The rules for adopting a child from another state are different than adopting a child within the same state. The Intestate Compact on Placement of Children (ICPC) is a law that has been enacted in all 50 states and is a set of rules that must be complied with before an adoption involving a child and prospective parents who reside in different states can be completed. The ICPC does not apply to stepparent adoptions and some other relative adoptions.

A main requirement of the ICPC is that a home study be completed on the prospective parents that satisfies the state from where the child is being sent that the placement in the new state is safe. Home studies are regularly required in most adoptions regardless of whether the adoption is interstate, but the ICPC differs in that the government agencies in both states must communicate and approve the placement before the local Clerk can grant the adoption.

This extra layer of “red tape” can be confusing and difficult to navigate in some cases even for some attorneys.
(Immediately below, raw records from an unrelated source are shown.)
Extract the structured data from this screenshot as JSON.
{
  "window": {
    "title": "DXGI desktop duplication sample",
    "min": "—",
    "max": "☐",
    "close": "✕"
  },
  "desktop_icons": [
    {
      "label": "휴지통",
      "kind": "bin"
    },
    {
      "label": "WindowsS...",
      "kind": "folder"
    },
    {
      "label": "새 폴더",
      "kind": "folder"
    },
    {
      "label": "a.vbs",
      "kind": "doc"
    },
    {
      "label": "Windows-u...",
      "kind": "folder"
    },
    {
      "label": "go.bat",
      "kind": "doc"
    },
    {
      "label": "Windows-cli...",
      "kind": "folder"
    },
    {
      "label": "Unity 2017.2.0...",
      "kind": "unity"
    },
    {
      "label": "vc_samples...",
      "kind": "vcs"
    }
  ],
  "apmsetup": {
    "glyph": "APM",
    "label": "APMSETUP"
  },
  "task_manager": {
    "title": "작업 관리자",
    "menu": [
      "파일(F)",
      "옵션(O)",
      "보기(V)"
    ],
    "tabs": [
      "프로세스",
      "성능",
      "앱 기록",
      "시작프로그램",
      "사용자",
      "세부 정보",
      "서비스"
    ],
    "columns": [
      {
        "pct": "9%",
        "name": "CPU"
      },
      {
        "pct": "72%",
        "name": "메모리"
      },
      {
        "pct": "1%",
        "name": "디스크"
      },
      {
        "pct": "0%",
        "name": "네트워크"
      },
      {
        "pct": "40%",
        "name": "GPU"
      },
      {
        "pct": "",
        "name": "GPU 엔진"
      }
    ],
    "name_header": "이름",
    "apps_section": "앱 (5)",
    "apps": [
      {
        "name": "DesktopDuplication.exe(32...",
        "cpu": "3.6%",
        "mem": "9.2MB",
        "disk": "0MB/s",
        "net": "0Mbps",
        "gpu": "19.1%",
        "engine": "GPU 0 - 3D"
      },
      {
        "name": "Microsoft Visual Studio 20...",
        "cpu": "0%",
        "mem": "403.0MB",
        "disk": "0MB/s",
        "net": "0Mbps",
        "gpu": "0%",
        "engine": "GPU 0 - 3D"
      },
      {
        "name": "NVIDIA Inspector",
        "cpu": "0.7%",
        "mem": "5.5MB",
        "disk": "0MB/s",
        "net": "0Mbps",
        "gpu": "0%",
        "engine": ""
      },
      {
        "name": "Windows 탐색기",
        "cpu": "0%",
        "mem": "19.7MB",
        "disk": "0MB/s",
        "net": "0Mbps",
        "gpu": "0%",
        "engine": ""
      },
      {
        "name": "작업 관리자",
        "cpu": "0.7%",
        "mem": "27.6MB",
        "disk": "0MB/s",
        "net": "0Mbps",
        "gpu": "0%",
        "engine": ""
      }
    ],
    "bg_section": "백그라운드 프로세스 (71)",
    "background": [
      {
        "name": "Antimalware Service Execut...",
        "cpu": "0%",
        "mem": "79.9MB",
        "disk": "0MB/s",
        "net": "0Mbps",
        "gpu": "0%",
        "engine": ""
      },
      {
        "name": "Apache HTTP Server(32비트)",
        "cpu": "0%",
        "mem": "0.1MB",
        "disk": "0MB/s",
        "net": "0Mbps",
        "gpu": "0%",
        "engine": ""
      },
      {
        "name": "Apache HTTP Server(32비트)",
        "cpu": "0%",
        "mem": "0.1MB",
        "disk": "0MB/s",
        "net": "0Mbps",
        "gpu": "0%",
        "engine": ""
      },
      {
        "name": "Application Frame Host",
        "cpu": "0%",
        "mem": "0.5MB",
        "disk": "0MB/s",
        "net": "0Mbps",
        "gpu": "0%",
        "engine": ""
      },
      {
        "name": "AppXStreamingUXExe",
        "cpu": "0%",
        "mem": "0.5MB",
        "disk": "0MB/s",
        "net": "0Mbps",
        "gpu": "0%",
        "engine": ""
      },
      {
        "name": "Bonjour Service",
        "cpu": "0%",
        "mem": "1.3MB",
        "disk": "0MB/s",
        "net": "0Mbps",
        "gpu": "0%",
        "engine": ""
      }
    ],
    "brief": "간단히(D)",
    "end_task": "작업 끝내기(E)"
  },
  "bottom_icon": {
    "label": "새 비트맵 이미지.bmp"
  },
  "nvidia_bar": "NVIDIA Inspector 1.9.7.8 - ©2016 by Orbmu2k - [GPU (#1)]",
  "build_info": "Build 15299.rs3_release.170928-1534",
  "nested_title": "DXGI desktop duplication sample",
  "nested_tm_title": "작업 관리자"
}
It is important to have a lawyer who is familiar with this process if you are considering adopting a child from out of state.

Adoption out of state